- _TASK_
Without changing a single word, output each entry.

(STUDY MATERIAL begins)

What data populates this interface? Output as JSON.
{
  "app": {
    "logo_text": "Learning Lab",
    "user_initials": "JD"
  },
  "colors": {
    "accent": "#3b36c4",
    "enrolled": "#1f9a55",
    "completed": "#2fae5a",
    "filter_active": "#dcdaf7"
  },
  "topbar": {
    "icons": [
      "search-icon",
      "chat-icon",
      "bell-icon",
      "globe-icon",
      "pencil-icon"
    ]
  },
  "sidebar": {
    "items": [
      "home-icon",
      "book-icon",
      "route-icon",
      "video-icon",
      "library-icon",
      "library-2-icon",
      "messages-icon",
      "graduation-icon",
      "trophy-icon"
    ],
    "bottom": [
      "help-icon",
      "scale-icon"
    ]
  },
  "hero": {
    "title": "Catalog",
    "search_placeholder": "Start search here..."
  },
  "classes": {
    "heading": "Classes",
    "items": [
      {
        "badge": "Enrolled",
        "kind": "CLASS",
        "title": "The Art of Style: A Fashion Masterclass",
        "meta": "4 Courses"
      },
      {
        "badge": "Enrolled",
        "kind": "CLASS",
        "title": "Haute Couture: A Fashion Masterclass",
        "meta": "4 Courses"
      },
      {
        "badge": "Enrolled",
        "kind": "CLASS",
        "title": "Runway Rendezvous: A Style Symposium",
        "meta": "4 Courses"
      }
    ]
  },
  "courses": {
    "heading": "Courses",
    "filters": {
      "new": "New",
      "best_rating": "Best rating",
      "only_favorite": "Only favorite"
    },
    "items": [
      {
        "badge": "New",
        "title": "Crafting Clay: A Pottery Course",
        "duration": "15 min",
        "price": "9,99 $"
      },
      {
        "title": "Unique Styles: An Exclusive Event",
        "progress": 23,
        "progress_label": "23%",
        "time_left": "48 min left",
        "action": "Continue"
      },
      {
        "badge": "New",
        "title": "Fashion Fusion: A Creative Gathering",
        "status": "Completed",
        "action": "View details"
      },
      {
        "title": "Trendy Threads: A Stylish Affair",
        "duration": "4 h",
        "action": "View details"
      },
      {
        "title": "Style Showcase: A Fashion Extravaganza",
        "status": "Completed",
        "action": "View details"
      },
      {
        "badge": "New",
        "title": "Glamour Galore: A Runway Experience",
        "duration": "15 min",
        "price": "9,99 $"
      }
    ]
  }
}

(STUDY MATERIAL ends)

- _ANSWER TO THIS TASK_
What data populates this interface? Output as JSON.
{
  "app": {
    "logo_text": "Learning Lab",
    "user_initials": "JD"
  },
  "colors": {
    "accent": "#3b36c4",
    "enrolled": "#1f9a55",
    "completed": "#2fae5a",
    "filter_active": "#dcdaf7"
  },
  "topbar": {
    "icons": [
      "search-icon",
      "chat-icon",
      "bell-icon",
      "globe-icon",
      "pencil-icon"
    ]
  },
  "sidebar": {
    "items": [
      "home-icon",
      "book-icon",
      "route-icon",
      "video-icon",
      "library-icon",
      "library-2-icon",
      "messages-icon",
      "graduation-icon",
      "trophy-icon"
    ],
    "bottom": [
      "help-icon",
      "scale-icon"
    ]
  },
  "hero": {
    "title": "Catalog",
    "search_placeholder": "Start search here..."
  },
  "classes": {
    "heading": "Classes",
    "items": [
      {
        "badge": "Enrolled",
        "kind": "CLASS",
        "title": "The Art of Style: A Fashion Masterclass",
        "meta": "4 Courses"
      },
      {
        "badge": "Enrolled",
        "kind": "CLASS",
        "title": "Haute Couture: A Fashion Masterclass",
        "meta": "4 Courses"
      },
      {
        "badge": "Enrolled",
        "kind": "CLASS",
        "title": "Runway Rendezvous: A Style Symposium",
        "meta": "4 Courses"
      }
    ]
  },
  "courses": {
    "heading": "Courses",
    "filters": {
      "new": "New",
      "best_rating": "Best rating",
      "only_favorite": "Only favorite"
    },
    "items": [
      {
        "badge": "New",
        "title": "Crafting Clay: A Pottery Course",
        "duration": "15 min",
        "price": "9,99 $"
      },
      {
        "title": "Unique Styles: An Exclusive Event",
        "progress": 23,
        "progress_label": "23%",
        "time_left": "48 min left",
        "action": "Continue"
      },
      {
        "badge": "New",
        "title": "Fashion Fusion: A Creative Gathering",
        "status": "Completed",
        "action": "View details"
      },
      {
        "title": "Trendy Threads: A Stylish Affair",
        "duration": "4 h",
        "action": "View details"
      },
      {
        "title": "Style Showcase: A Fashion Extravaganza",
        "status": "Completed",
        "action": "View details"
      },
      {
        "badge": "New",
        "title": "Glamour Galore: A Runway Experience",
        "duration": "15 min",
        "price": "9,99 $"
      }
    ]
  }
}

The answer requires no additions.